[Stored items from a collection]
- - - - - - -
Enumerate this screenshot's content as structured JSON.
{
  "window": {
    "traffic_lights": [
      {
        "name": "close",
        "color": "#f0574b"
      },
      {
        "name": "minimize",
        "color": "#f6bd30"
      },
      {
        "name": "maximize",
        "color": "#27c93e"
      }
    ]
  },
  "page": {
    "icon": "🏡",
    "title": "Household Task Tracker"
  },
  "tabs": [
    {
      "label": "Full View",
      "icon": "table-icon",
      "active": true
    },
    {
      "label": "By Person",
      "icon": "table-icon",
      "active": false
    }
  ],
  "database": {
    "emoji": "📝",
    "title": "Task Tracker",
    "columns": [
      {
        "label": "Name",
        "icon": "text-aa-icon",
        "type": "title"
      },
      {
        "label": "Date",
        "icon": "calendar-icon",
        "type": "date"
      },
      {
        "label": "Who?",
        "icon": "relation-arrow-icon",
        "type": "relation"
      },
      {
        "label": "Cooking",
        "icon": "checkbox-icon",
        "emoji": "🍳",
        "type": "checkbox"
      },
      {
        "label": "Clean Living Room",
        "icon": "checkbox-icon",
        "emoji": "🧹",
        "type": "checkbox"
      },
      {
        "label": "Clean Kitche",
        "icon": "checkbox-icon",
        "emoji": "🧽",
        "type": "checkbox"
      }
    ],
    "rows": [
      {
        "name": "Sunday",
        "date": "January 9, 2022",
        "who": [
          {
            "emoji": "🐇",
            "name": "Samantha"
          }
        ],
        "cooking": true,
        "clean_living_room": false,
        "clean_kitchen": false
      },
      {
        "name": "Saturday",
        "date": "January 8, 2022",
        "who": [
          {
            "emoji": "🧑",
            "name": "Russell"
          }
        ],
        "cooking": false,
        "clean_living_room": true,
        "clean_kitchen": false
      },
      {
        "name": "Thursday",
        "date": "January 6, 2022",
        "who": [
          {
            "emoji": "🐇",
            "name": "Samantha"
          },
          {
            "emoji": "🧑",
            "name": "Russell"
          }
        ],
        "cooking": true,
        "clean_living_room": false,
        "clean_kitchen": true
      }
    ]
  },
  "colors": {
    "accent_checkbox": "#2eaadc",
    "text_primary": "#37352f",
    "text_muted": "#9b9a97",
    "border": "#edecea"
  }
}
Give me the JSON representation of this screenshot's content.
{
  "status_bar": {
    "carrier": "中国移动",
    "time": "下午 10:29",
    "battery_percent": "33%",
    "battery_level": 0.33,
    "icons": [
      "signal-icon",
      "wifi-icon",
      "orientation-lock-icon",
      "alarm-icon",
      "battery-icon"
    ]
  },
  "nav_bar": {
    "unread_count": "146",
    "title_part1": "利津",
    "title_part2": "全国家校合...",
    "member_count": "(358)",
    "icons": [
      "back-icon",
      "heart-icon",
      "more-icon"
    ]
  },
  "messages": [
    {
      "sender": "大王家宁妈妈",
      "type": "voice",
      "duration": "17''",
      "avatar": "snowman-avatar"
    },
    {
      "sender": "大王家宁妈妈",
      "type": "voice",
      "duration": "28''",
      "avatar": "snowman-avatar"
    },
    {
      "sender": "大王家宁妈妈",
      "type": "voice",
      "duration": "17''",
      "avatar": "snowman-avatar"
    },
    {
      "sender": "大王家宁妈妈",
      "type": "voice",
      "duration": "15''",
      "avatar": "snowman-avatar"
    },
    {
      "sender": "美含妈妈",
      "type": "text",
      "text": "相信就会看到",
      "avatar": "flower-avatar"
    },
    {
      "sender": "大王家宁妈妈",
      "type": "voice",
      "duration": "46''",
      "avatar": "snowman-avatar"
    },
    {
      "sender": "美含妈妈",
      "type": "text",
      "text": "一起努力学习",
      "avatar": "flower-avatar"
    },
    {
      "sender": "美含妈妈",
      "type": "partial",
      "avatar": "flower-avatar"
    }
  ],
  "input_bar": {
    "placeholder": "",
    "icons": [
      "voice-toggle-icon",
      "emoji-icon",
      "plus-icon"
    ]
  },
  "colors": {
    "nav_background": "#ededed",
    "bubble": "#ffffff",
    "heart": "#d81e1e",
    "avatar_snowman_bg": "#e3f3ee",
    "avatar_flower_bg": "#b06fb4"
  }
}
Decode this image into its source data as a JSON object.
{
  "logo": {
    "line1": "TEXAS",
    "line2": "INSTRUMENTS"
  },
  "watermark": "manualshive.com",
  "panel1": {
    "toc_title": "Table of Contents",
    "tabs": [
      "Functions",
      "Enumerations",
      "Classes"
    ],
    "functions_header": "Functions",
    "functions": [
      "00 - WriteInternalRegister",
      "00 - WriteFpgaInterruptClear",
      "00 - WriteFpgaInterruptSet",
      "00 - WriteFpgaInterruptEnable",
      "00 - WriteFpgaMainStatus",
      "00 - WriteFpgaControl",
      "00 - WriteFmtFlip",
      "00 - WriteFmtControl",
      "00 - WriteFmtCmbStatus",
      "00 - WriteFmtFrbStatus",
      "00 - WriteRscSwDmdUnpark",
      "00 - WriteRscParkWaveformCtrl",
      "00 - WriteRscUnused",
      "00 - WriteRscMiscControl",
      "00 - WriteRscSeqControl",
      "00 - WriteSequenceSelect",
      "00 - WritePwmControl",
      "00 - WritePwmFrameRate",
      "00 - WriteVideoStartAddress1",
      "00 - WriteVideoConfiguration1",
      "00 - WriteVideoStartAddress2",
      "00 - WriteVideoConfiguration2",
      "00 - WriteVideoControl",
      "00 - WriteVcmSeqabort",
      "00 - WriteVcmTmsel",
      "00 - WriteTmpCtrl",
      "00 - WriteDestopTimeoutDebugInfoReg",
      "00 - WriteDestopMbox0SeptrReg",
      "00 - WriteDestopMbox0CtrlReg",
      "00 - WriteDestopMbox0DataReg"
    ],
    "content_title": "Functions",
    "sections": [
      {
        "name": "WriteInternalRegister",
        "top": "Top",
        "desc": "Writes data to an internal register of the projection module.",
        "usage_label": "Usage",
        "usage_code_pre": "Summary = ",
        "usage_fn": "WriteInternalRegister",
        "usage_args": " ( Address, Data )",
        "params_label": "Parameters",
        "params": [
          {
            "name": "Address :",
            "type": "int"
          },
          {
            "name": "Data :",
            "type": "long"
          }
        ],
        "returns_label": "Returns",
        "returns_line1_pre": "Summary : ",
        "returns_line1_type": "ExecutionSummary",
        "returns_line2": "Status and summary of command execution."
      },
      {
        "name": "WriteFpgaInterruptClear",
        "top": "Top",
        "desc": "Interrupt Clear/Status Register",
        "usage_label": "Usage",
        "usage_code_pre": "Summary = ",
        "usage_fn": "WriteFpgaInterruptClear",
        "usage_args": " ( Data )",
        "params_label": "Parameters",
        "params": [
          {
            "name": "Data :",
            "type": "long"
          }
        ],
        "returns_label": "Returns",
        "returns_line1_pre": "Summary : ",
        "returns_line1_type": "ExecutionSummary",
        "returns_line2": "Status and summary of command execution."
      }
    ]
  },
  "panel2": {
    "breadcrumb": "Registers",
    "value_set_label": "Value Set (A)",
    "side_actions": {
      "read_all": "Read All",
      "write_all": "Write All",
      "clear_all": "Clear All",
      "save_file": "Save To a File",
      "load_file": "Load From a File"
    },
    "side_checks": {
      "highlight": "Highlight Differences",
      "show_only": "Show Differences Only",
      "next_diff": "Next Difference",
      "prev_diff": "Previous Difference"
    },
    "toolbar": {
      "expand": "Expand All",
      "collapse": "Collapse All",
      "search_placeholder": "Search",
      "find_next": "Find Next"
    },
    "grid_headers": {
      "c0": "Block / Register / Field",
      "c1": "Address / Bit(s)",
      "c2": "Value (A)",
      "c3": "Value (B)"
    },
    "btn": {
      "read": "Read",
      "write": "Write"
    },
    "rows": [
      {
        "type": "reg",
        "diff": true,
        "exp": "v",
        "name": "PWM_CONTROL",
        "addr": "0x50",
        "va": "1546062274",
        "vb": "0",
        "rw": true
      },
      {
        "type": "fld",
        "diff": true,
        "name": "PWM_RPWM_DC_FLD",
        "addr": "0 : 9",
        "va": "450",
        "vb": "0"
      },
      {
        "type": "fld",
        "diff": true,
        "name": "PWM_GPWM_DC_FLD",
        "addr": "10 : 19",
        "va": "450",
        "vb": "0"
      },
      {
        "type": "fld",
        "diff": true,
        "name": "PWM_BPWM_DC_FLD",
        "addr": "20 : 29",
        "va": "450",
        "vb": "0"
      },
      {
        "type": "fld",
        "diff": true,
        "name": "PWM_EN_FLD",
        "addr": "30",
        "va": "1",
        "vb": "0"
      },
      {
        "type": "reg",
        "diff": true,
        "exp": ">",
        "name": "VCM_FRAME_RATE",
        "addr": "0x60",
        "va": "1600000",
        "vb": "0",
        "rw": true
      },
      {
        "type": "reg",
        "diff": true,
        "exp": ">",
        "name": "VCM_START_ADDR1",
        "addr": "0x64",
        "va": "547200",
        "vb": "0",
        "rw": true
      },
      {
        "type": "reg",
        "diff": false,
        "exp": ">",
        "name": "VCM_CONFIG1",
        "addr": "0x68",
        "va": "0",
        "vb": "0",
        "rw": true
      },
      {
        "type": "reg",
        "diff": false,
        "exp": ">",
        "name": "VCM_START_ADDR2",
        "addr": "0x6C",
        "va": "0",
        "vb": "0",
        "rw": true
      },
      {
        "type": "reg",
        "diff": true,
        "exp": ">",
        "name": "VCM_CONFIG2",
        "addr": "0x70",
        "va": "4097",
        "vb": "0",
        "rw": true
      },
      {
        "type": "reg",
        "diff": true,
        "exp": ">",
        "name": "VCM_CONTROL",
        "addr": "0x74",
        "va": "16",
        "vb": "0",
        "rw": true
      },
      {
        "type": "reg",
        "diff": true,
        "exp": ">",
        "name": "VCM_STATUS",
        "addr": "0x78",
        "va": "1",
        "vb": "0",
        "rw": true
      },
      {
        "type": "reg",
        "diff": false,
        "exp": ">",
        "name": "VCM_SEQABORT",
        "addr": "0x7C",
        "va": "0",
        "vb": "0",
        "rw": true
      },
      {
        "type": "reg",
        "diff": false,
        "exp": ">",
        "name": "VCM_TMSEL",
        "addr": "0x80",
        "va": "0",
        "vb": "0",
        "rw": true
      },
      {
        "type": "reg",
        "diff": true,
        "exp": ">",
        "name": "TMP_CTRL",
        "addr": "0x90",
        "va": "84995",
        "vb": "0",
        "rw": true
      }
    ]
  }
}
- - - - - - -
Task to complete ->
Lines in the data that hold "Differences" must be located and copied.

Completed task ->
      "highlight": "Highlight Differences",
      "show_only": "Show Differences Only",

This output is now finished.